In my work as a professional Social Worker and now as a retired person living with Parkinson’s I feel my passion, and what a want to be remembered for, is valuing, and using lived experience to help others to engage with their care, set their own goals, and live to the potential they see for themselves. In the mental health setting I saw people who did not make choices I would make for them or choices that did not meet the goals of the program we offered. I learned that someone with lived experience of mental illness could talk to them, understand them, and better engage them in reaching their goals better than I could. By accepting where they were at, I was able to see their potential and help them achieve their goals more effectively. I meet the same people living with Parkinson’s. They are not choosing or accessing a path I would want for them. Both of our experiences are heightened when I share my story and accept theirs without judgment. Like mental illness, Parkinson’s is an insidious and cruel life partner, and I can only hope for a cure, if not for myself than for future generations. In the meantime, raising awareness using my experiences makes the most sense to me.
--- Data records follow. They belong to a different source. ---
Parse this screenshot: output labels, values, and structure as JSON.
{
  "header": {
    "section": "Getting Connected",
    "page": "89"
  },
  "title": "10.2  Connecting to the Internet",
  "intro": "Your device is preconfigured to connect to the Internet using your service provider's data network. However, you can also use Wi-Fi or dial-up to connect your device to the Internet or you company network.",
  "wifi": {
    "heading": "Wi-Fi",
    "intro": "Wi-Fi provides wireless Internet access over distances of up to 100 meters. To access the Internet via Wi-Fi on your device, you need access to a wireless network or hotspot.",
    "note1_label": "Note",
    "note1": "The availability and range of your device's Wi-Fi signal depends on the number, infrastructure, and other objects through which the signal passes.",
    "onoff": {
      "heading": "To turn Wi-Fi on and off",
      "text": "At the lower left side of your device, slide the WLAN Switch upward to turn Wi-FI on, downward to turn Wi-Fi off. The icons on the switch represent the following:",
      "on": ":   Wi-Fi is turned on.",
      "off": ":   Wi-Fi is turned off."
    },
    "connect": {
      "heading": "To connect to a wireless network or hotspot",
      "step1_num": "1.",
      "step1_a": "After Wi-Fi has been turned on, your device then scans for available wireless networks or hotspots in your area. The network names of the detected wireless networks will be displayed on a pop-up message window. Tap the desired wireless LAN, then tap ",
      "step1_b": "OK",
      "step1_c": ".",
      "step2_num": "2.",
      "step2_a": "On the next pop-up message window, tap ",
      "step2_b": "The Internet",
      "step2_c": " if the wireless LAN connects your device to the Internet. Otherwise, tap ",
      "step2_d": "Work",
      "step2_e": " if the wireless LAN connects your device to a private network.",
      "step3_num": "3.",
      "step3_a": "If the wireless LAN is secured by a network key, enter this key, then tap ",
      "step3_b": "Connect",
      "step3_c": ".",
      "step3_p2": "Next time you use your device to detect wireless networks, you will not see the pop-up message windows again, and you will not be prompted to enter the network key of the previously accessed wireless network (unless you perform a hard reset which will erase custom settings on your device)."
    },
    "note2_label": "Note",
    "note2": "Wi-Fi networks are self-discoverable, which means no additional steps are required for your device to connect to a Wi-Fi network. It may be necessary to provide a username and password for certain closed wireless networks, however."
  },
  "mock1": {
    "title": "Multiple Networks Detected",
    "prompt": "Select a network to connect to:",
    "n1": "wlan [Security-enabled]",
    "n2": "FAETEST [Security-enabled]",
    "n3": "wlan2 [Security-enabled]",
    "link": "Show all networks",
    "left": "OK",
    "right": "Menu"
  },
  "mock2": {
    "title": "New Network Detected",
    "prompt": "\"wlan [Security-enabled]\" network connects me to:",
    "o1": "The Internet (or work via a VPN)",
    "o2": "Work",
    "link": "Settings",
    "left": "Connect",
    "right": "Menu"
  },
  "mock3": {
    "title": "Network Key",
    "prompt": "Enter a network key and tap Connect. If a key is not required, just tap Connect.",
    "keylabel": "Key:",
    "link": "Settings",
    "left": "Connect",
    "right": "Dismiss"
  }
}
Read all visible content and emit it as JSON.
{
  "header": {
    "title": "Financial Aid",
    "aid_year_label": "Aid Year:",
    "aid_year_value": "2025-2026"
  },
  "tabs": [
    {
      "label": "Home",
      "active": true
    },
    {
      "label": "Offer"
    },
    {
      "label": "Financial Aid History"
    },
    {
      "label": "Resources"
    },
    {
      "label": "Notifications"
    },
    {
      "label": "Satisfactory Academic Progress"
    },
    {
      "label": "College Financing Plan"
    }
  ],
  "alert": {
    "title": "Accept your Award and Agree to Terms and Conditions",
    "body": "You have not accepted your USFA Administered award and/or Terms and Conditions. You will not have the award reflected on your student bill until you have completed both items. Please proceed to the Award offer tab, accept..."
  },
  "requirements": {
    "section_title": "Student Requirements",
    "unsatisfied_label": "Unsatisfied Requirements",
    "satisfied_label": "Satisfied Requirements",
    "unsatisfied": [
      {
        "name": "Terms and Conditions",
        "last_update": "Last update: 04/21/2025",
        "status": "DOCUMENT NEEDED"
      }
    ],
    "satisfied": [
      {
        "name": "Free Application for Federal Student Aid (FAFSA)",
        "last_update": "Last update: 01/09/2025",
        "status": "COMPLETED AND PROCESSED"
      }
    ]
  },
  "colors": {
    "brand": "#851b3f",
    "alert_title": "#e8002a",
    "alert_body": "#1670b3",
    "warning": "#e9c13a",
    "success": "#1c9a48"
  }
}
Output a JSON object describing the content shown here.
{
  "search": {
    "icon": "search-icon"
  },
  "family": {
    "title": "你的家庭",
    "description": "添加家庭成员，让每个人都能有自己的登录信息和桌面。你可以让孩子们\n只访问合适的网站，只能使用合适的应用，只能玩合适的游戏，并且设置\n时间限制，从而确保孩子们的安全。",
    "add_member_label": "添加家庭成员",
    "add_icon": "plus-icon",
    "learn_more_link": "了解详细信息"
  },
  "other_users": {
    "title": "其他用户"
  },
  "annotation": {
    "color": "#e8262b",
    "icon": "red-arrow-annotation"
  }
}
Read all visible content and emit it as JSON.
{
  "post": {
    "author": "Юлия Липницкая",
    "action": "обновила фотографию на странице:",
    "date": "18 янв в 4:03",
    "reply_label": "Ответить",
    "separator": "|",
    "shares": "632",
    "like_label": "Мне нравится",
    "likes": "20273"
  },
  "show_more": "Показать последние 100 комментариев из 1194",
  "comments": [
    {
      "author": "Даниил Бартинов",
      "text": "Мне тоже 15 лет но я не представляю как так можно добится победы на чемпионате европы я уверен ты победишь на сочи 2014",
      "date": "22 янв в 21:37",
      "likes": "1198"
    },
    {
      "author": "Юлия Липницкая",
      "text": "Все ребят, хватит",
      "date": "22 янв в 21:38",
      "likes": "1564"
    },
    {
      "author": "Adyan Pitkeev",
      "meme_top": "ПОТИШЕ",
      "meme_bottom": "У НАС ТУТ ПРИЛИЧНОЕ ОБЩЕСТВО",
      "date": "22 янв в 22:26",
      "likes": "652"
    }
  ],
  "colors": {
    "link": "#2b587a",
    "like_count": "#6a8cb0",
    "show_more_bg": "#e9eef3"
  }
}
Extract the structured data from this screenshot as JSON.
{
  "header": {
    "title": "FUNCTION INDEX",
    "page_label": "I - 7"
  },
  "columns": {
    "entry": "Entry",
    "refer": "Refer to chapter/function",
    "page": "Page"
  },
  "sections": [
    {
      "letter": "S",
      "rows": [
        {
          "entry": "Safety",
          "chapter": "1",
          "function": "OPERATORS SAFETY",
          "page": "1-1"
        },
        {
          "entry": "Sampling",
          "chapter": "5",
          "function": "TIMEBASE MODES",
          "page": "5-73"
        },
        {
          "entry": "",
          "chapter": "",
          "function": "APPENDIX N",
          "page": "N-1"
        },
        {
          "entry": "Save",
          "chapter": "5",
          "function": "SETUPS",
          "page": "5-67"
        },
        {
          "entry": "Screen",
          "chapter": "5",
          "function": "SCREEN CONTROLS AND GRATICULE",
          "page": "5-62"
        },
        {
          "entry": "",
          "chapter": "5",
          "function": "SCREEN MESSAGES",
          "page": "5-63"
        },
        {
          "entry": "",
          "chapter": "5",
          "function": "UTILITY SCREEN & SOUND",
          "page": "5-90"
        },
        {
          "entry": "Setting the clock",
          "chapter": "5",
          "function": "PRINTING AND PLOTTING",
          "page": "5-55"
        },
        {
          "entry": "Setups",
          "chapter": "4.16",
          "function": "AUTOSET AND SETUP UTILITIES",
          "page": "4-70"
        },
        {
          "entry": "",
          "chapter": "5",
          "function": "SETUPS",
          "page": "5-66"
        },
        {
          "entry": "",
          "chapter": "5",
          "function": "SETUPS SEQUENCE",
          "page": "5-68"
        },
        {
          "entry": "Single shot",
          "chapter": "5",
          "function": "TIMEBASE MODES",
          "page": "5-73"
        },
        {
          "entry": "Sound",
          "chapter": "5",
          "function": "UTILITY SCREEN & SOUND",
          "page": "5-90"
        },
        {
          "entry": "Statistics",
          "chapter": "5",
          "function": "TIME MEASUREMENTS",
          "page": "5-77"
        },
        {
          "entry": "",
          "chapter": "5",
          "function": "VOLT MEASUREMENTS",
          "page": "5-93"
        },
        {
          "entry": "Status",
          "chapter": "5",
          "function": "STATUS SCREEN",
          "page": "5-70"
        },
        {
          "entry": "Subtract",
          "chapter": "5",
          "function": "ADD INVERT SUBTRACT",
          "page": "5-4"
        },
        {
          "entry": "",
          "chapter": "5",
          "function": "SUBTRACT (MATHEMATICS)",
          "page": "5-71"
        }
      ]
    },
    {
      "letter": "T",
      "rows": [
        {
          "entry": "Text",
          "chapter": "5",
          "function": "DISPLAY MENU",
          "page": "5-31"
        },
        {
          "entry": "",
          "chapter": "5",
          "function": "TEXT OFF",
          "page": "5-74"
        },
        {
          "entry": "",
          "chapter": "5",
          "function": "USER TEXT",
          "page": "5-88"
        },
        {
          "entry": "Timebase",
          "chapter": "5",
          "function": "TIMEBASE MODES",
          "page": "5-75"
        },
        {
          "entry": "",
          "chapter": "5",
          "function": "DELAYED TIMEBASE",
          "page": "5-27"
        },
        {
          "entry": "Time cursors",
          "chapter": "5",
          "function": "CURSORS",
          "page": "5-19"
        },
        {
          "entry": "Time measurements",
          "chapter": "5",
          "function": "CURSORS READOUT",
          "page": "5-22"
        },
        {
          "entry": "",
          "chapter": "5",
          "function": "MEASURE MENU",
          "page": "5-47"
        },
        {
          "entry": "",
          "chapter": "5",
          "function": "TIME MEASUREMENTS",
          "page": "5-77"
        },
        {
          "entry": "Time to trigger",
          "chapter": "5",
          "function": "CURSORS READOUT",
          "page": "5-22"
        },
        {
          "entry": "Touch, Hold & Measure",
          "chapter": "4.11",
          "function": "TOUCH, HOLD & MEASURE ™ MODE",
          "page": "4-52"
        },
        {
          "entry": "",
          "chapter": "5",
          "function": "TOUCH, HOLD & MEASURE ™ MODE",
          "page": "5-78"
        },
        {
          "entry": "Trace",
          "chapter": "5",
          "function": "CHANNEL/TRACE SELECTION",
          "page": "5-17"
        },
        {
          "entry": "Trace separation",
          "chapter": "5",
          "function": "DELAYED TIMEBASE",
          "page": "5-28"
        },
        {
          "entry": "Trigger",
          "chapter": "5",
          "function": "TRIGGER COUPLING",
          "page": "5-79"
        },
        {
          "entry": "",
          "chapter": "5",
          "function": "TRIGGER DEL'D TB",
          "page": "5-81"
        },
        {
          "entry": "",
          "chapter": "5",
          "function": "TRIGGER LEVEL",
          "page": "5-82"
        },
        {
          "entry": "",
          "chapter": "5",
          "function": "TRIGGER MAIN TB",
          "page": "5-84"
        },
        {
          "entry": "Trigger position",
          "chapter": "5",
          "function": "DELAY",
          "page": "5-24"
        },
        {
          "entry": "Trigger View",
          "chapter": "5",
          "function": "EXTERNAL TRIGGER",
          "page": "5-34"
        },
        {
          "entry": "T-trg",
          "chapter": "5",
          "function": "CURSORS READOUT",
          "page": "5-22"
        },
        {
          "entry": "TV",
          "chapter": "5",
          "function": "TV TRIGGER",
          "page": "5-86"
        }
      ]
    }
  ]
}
What type of goals do individuals with Parkinson’s awareness have when working with you?
I think what I get the most is “hey, that is exactly what I experience. Thanks for validating this and helping me laugh at it.” Next, I get a lot of friends saying, “thanks for sharing that – I did not realize you (or someone living with Parkinson’s experience that.” And then I get a few, “Parkinson’s is not funny…at all.” I love any response I get because that means not only are people reading it, but they are processing it and hopefully integrating it into their worldview.
What effect can your advocacy have on an individual with Parkinson’s awareness?
The only thing I hope a blog does is make people laugh. Laugh at themselves, at me, or at what people with Parkinson’s put up with every day. Though I am motivated by deeper things that I described above, if at the end of the day I am still “living and laughing with Parkinson’s,” then all is good. The times I have set higher goals than this for the people who read the blog I get disappointed. After all this is my experience, and nothing more. If it helps someone else, great. If not, I’ll still write another at least until Parkinson’s isn’t funny to me anymore.
What would you like to see as a future goal for your advocacy?
Having recently benefitted greatly from Deep Brain Stimulation surgery, I and hoping to increase awareness of that procedure and advocate for better access and acceptance of the procedure. Currently, I am writing about my experiences with it in my blog.
I also would like to use my blog as the basis for a book.
Finally, one day I hope to have an opportunity to publicly share my story and experiences in a live conference or entertainment setting.
What events do you participate in?
My participation to date has been in the form of an attendee at conferences and workshops. A shout out to World Parkinson’s Congress, Michael J Fox Foundation, University of California San Diego, Loma Linda University, and Parkinson’s Association of San Diego for great events one the past ten years that have taught me not only about my Parkinson’s, but also taught me to be an advocate.
How does this also assist the caregivers?
I have tried from the beginning to write with the caregiver and care partner in mind. They are often the sources of care and hope upon which the person with Parkinson’s relies. I have caregivers and care partners comment to me that they learn about themselves and their loved ones through reading my posts. Some have said I have given them permission to laugh at their situation. They have also shared with me ideas and thoughts that help them get through this. It is very inspirational to hear from them because they carry a burden I could never imagine.
How can someone get in touch? What is your website?
If you had one final statement or quote you could leave for the Parkinson community, what would it be?
I will repeat what I quoted Michael J. Fox, because it is what gives me hope and inspires me, “Parkinson’s is funny until it isn’t.”